» WHAT IS NEEDED
Copy the data that follows exactly. Include no pictures.

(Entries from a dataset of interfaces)
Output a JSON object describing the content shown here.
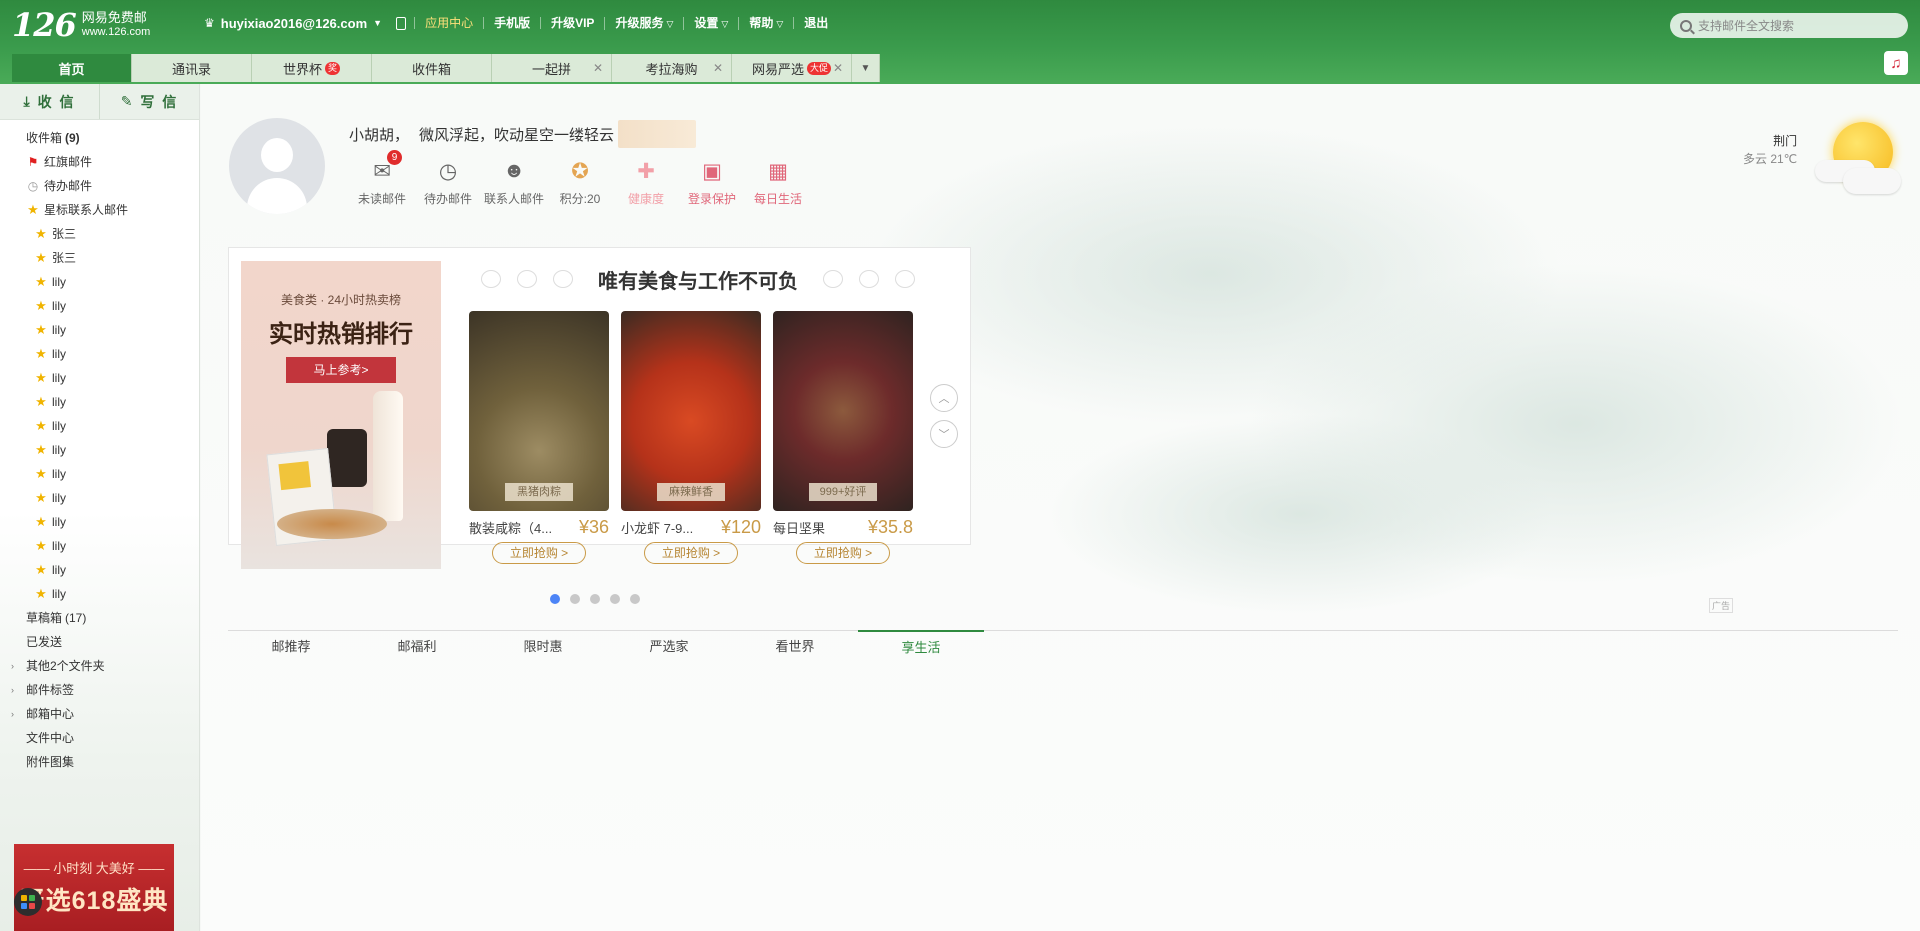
{
  "logo": {
    "number": "126",
    "name": "网易免费邮",
    "domain": "www.126.com"
  },
  "header": {
    "user": "huyixiao2016@126.com",
    "nav": [
      "应用中心",
      "手机版",
      "升级VIP",
      "升级服务",
      "设置",
      "帮助",
      "退出"
    ],
    "search_placeholder": "支持邮件全文搜索"
  },
  "tabs": [
    {
      "label": "首页",
      "active": true
    },
    {
      "label": "通讯录"
    },
    {
      "label": "世界杯",
      "badge": "奖"
    },
    {
      "label": "收件箱"
    },
    {
      "label": "一起拼",
      "closable": true
    },
    {
      "label": "考拉海购",
      "closable": true
    },
    {
      "label": "网易严选",
      "badge": "大促",
      "closable": true
    }
  ],
  "sidebar": {
    "receive": "收 信",
    "compose": "写 信",
    "inbox": {
      "label": "收件箱",
      "count": "(9)"
    },
    "flagged": "红旗邮件",
    "todo": "待办邮件",
    "starred": "星标联系人邮件",
    "starred_contacts": [
      "张三",
      "张三",
      "lily",
      "lily",
      "lily",
      "lily",
      "lily",
      "lily",
      "lily",
      "lily",
      "lily",
      "lily",
      "lily",
      "lily",
      "lily",
      "lily"
    ],
    "drafts": {
      "label": "草稿箱",
      "count": "(17)"
    },
    "sent": "已发送",
    "other_folders": "其他2个文件夹",
    "tags": "邮件标签",
    "mailbox_center": "邮箱中心",
    "file_center": "文件中心",
    "attachments": "附件图集",
    "ad_line1": "—— 小时刻 大美好 ——",
    "ad_line2": "严选618盛典"
  },
  "home": {
    "greeting_name": "小胡胡，",
    "greeting_text": "微风浮起，吹动星空一缕轻云",
    "quick": [
      {
        "label": "未读邮件",
        "badge": "9"
      },
      {
        "label": "待办邮件"
      },
      {
        "label": "联系人邮件"
      },
      {
        "label": "积分:20"
      },
      {
        "label": "健康度"
      },
      {
        "label": "登录保护"
      },
      {
        "label": "每日生活"
      }
    ],
    "weather": {
      "city": "荆门",
      "condition": "多云 21℃"
    }
  },
  "promo": {
    "banner_category": "美食类 · 24小时热卖榜",
    "banner_title": "实时热销排行",
    "banner_button": "马上参考>",
    "title": "唯有美食与工作不可负",
    "products": [
      {
        "name": "散装咸粽（4...",
        "price": "¥36",
        "tag": "黑猪肉粽",
        "buy": "立即抢购 >"
      },
      {
        "name": "小龙虾 7-9...",
        "price": "¥120",
        "tag": "麻辣鲜香",
        "buy": "立即抢购 >"
      },
      {
        "name": "每日坚果",
        "price": "¥35.8",
        "tag": "999+好评",
        "buy": "立即抢购 >"
      }
    ],
    "ad_label": "广告"
  },
  "subtabs": [
    "邮推荐",
    "邮福利",
    "限时惠",
    "严选家",
    "看世界",
    "享生活"
  ]
}
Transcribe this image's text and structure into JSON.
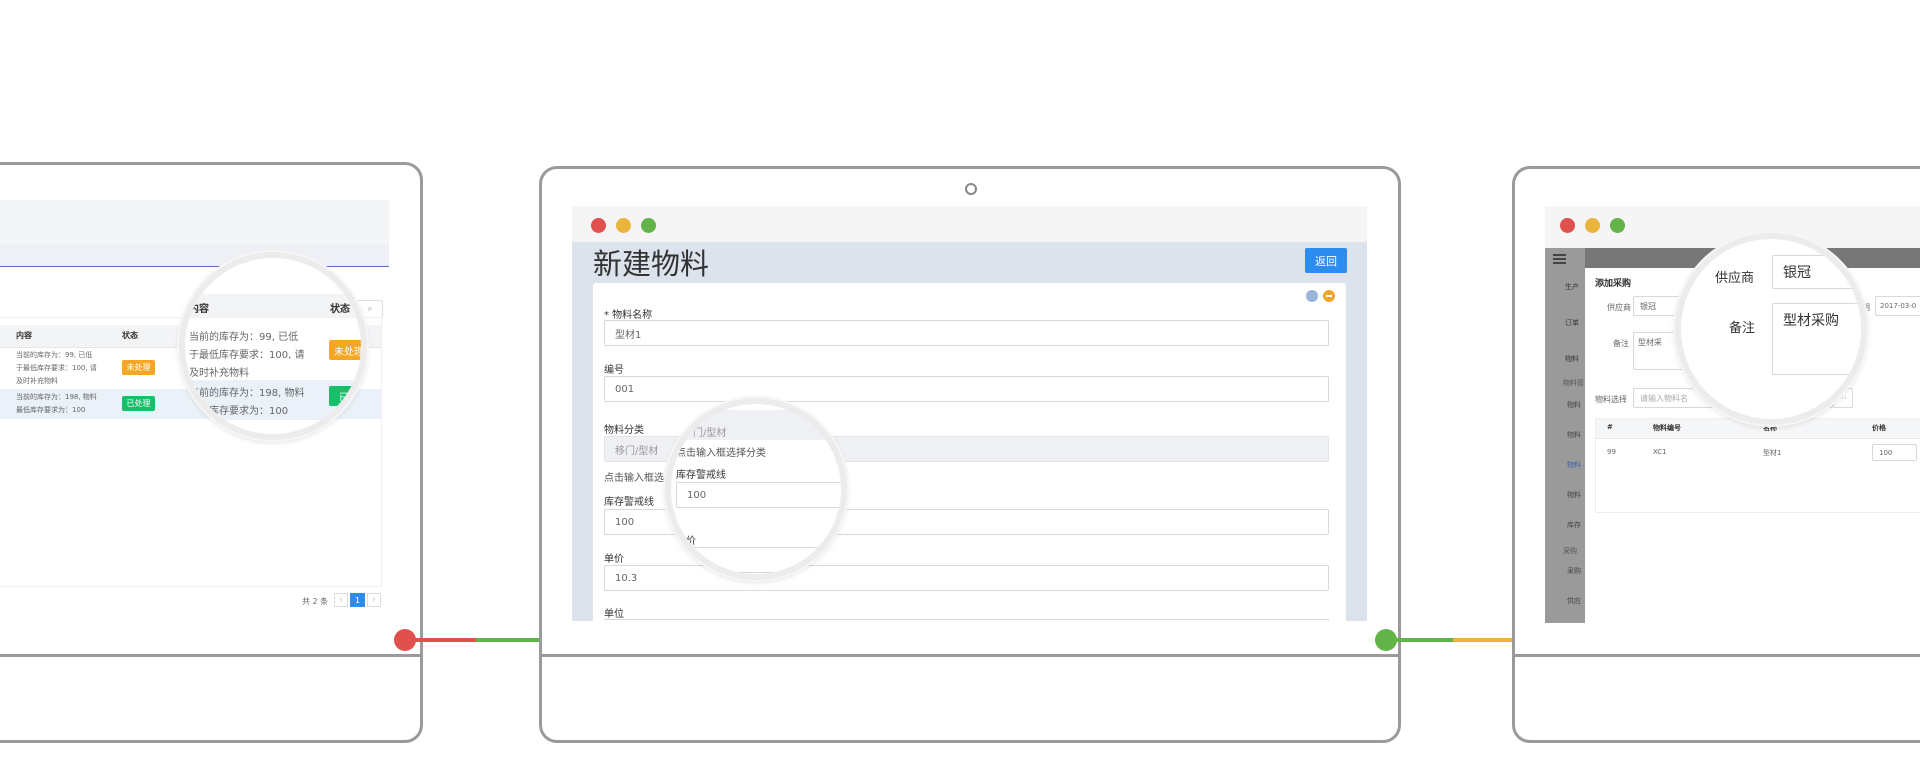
{
  "colors": {
    "red": "#e0504d",
    "yellow": "#eab43c",
    "green": "#62b448",
    "blue": "#2d8cf0",
    "frame": "#9a9a9a"
  },
  "left": {
    "table": {
      "headers": [
        "内容",
        "状态"
      ],
      "rows": [
        {
          "content_lines": [
            "当前的库存为：99, 已低",
            "于最低库存要求：100, 请",
            "及时补充物料"
          ],
          "status": "未处理"
        },
        {
          "content_lines": [
            "当前的库存为：198, 物料",
            "最低库存要求为：100"
          ],
          "status": "已处理"
        }
      ],
      "footer_total": "共 2 条",
      "page": "1",
      "prev": "‹",
      "next": "›",
      "search_icon": "search-icon"
    },
    "magnifier": {
      "headers": [
        "内容",
        "状态"
      ],
      "row1_lines": [
        "当前的库存为：99, 已低",
        "于最低库存要求：100, 请",
        "及时补充物料"
      ],
      "row1_status": "未处理",
      "row2_lines": [
        "当前的库存为：198, 物料",
        "最低库存要求为：100"
      ],
      "row2_status": "已处"
    }
  },
  "center": {
    "title": "新建物料",
    "back_button": "返回",
    "fields": {
      "name_label": "* 物料名称",
      "name_value": "型材1",
      "code_label": "编号",
      "code_value": "001",
      "category_label": "物料分类",
      "category_value": "移门/型材",
      "category_hint": "点击输入框选择分类",
      "warning_label": "库存警戒线",
      "warning_value": "100",
      "price_label": "单价",
      "price_value": "10.3",
      "unit_label": "单位"
    },
    "magnifier": {
      "category_value": "门/型材",
      "hint": "点击输入框选择分类",
      "warning_label": "库存警戒线",
      "warning_value": "100",
      "price_label": "单价",
      "price_partial": "3"
    }
  },
  "right": {
    "sidebar": {
      "items": [
        "生产",
        "订单",
        "物料"
      ],
      "sub_header": "物料管",
      "sub_items": [
        "物料",
        "物料",
        "物料",
        "物料",
        "库存"
      ],
      "group2": "采购",
      "group2_items": [
        "采购",
        "供应"
      ]
    },
    "modal": {
      "title": "添加采购",
      "supplier_label": "供应商",
      "supplier_value": "银冠",
      "date_label": "期",
      "date_value": "2017-03-0",
      "remark_label": "备注",
      "remark_value": "型材采",
      "material_label": "物料选择",
      "material_placeholder": "请输入物料名",
      "more": "···",
      "table_headers": [
        "#",
        "物料编号",
        "名称",
        "价格"
      ],
      "table_row": {
        "id": "99",
        "code": "XC1",
        "name": "型材1",
        "price": "100"
      }
    },
    "magnifier": {
      "supplier_label": "供应商",
      "supplier_value": "银冠",
      "remark_label": "备注",
      "remark_value": "型材采购"
    }
  }
}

» WRITTEN ANSWER
Output a JSON object describing the content shown here.
{
  "logo": {
    "number": "126",
    "name": "网易免费邮",
    "domain": "www.126.com"
  },
  "header": {
    "user": "huyixiao2016@126.com",
    "nav": [
      "应用中心",
      "手机版",
      "升级VIP",
      "升级服务",
      "设置",
      "帮助",
      "退出"
    ],
    "search_placeholder": "支持邮件全文搜索"
  },
  "tabs": [
    {
      "label": "首页",
      "active": true
    },
    {
      "label": "通讯录"
    },
    {
      "label": "世界杯",
      "badge": "奖"
    },
    {
      "label": "收件箱"
    },
    {
      "label": "一起拼",
      "closable": true
    },
    {
      "label": "考拉海购",
      "closable": true
    },
    {
      "label": "网易严选",
      "badge": "大促",
      "closable": true
    }
  ],
  "sidebar": {
    "receive": "收 信",
    "compose": "写 信",
    "inbox": {
      "label": "收件箱",
      "count": "(9)"
    },
    "flagged": "红旗邮件",
    "todo": "待办邮件",
    "starred": "星标联系人邮件",
    "starred_contacts": [
      "张三",
      "张三",
      "lily",
      "lily",
      "lily",
      "lily",
      "lily",
      "lily",
      "lily",
      "lily",
      "lily",
      "lily",
      "lily",
      "lily",
      "lily",
      "lily"
    ],
    "drafts": {
      "label": "草稿箱",
      "count": "(17)"
    },
    "sent": "已发送",
    "other_folders": "其他2个文件夹",
    "tags": "邮件标签",
    "mailbox_center": "邮箱中心",
    "file_center": "文件中心",
    "attachments": "附件图集",
    "ad_line1": "—— 小时刻 大美好 ——",
    "ad_line2": "严选618盛典"
  },
  "home": {
    "greeting_name": "小胡胡，",
    "greeting_text": "微风浮起，吹动星空一缕轻云",
    "quick": [
      {
        "label": "未读邮件",
        "badge": "9"
      },
      {
        "label": "待办邮件"
      },
      {
        "label": "联系人邮件"
      },
      {
        "label": "积分:20"
      },
      {
        "label": "健康度"
      },
      {
        "label": "登录保护"
      },
      {
        "label": "每日生活"
      }
    ],
    "weather": {
      "city": "荆门",
      "condition": "多云 21℃"
    }
  },
  "promo": {
    "banner_category": "美食类 · 24小时热卖榜",
    "banner_title": "实时热销排行",
    "banner_button": "马上参考>",
    "title": "唯有美食与工作不可负",
    "products": [
      {
        "name": "散装咸粽（4...",
        "price": "¥36",
        "tag": "黑猪肉粽",
        "buy": "立即抢购 >"
      },
      {
        "name": "小龙虾 7-9...",
        "price": "¥120",
        "tag": "麻辣鲜香",
        "buy": "立即抢购 >"
      },
      {
        "name": "每日坚果",
        "price": "¥35.8",
        "tag": "999+好评",
        "buy": "立即抢购 >"
      }
    ],
    "ad_label": "广告"
  },
  "subtabs": [
    "邮推荐",
    "邮福利",
    "限时惠",
    "严选家",
    "看世界",
    "享生活"
  ]
}
Transcribe this image's text and structure into JSON.
{
  "colors": {
    "red": "#e0504d",
    "yellow": "#eab43c",
    "green": "#62b448",
    "blue": "#2d8cf0",
    "frame": "#9a9a9a"
  },
  "left": {
    "table": {
      "headers": [
        "内容",
        "状态"
      ],
      "rows": [
        {
          "content_lines": [
            "当前的库存为：99, 已低",
            "于最低库存要求：100, 请",
            "及时补充物料"
          ],
          "status": "未处理"
        },
        {
          "content_lines": [
            "当前的库存为：198, 物料",
            "最低库存要求为：100"
          ],
          "status": "已处理"
        }
      ],
      "footer_total": "共 2 条",
      "page": "1",
      "prev": "‹",
      "next": "›",
      "search_icon": "search-icon"
    },
    "magnifier": {
      "headers": [
        "内容",
        "状态"
      ],
      "row1_lines": [
        "当前的库存为：99, 已低",
        "于最低库存要求：100, 请",
        "及时补充物料"
      ],
      "row1_status": "未处理",
      "row2_lines": [
        "当前的库存为：198, 物料",
        "最低库存要求为：100"
      ],
      "row2_status": "已处"
    }
  },
  "center": {
    "title": "新建物料",
    "back_button": "返回",
    "fields": {
      "name_label": "* 物料名称",
      "name_value": "型材1",
      "code_label": "编号",
      "code_value": "001",
      "category_label": "物料分类",
      "category_value": "移门/型材",
      "category_hint": "点击输入框选择分类",
      "warning_label": "库存警戒线",
      "warning_value": "100",
      "price_label": "单价",
      "price_value": "10.3",
      "unit_label": "单位"
    },
    "magnifier": {
      "category_value": "门/型材",
      "hint": "点击输入框选择分类",
      "warning_label": "库存警戒线",
      "warning_value": "100",
      "price_label": "单价",
      "price_partial": "3"
    }
  },
  "right": {
    "sidebar": {
      "items": [
        "生产",
        "订单",
        "物料"
      ],
      "sub_header": "物料管",
      "sub_items": [
        "物料",
        "物料",
        "物料",
        "物料",
        "库存"
      ],
      "group2": "采购",
      "group2_items": [
        "采购",
        "供应"
      ]
    },
    "modal": {
      "title": "添加采购",
      "supplier_label": "供应商",
      "supplier_value": "银冠",
      "date_label": "期",
      "date_value": "2017-03-0",
      "remark_label": "备注",
      "remark_value": "型材采",
      "material_label": "物料选择",
      "material_placeholder": "请输入物料名",
      "more": "···",
      "table_headers": [
        "#",
        "物料编号",
        "名称",
        "价格"
      ],
      "table_row": {
        "id": "99",
        "code": "XC1",
        "name": "型材1",
        "price": "100"
      }
    },
    "magnifier": {
      "supplier_label": "供应商",
      "supplier_value": "银冠",
      "remark_label": "备注",
      "remark_value": "型材采购"
    }
  }
}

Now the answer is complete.